I’m not really interested in the report cards, except to prove that I likely wasn’t the best student when it came to history. History was one of those boring subjects that required me to read chapter after chapter of some long-ago event that I didn’t care about at the time.
It wasn’t until after high school when, on a 4-H Citizenship Washington Focus trip, I visited the Gettysburg battlefield and historic site in Pennsylvania. Seeing history come alive before my eyes through reenactors, story boards and interactive displays, well, that was far better than reading about our nation’s Civil War in a book.
I was a poor student on the history of World War II as well, and then — through my work as a newspaper reporter — I met many amazing men and women who served our country abroad and at home. I’ve done one-on-one interviews with more than 50 World War II veterans — a majority of them sharing their stories with me just in the past five years — and I can say without a doubt they taught me more about war, perseverance and the American spirit than I could have ever possibly learned in a history book.

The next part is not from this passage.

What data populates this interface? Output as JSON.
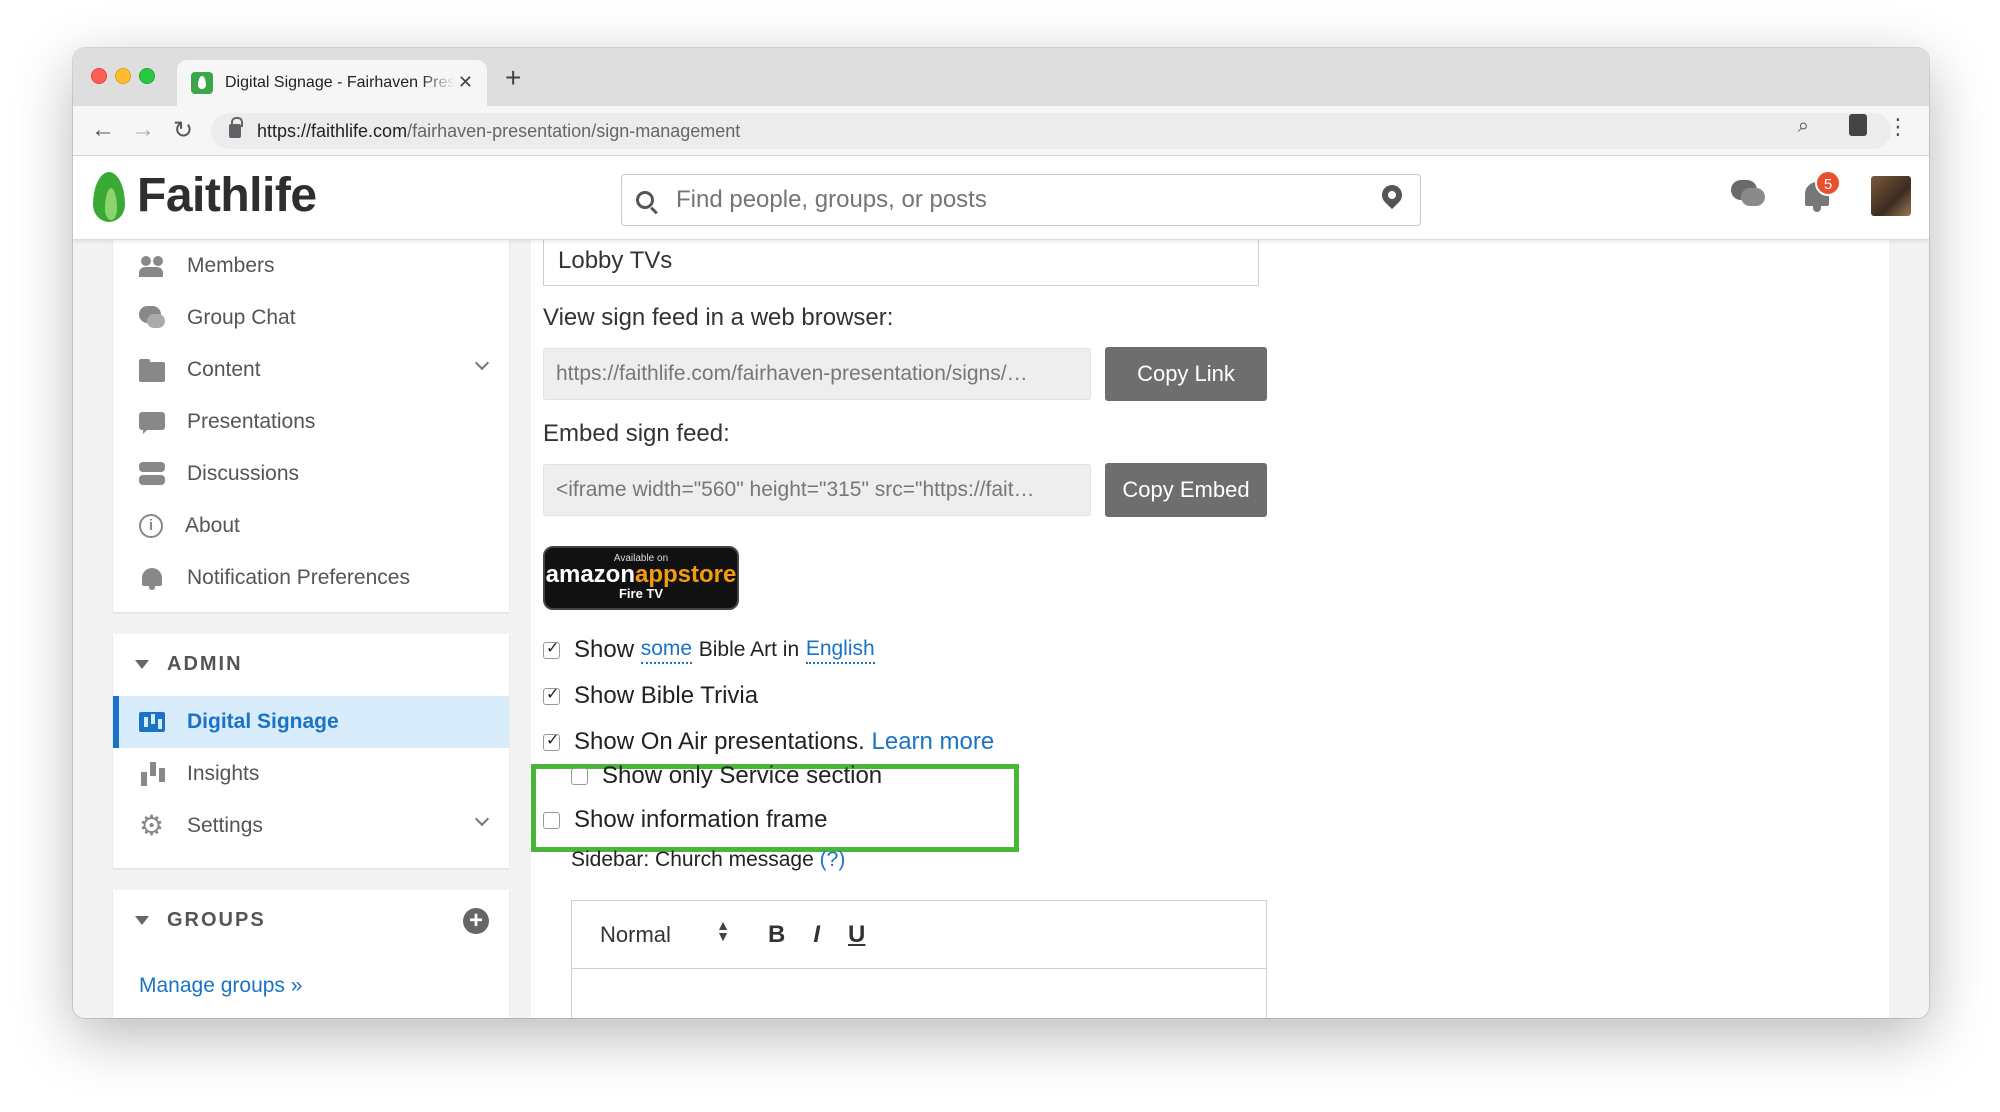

For the past few months, we at the Daily Globe have been working on a new project. It will appear in your newspaper in little more than a week, on April 30. The date marks the fall of Saigon and the official end of the Vietnam War.
I was born in the era of the Vietnam War. Other than reading about it in textbooks or the occasional book store find — “The Things They Carried” and “Grunts: The American Combat Soldier in Vietnam” are two such books I’ve read — I hadn’t really explored the specifics of this war.
Then again, based on my own experience, until I know someone who has personally been affected by the war, it tends not to mean as much.
As part of our special “Vietnam Remembered” edition, reporters at the Globe interviewed five Vietnam veterans with ties to the area. All but one still call southwest Minnesota or northwest Iowa home. Their stories are amazing — at least I think so and I hope you will think so as well.
Talking about the war — about going on humps through the jungle, about sniper fire and shrapnel wounds, about Agent Orange and PTSD — can be an experience most veterans wouldn’t want to relive. Some of our Vietnam veterans are realizing that talking about their experiences, however, can also be good for their health.
I want to thank each and every one of the veterans who were willing to share their story with us and with readers of the Daily Globe. We know there are many stories, similar to theirs, among us. Vietnam may not have been a popular war — at least that’s what I learned in history textbooks — but it was a war just the same.
It was a war in which sacrifices were made, and we can all be grateful to the men and women who gave of themselves and who gave all that they had.
All Gave Some. Some Gave All.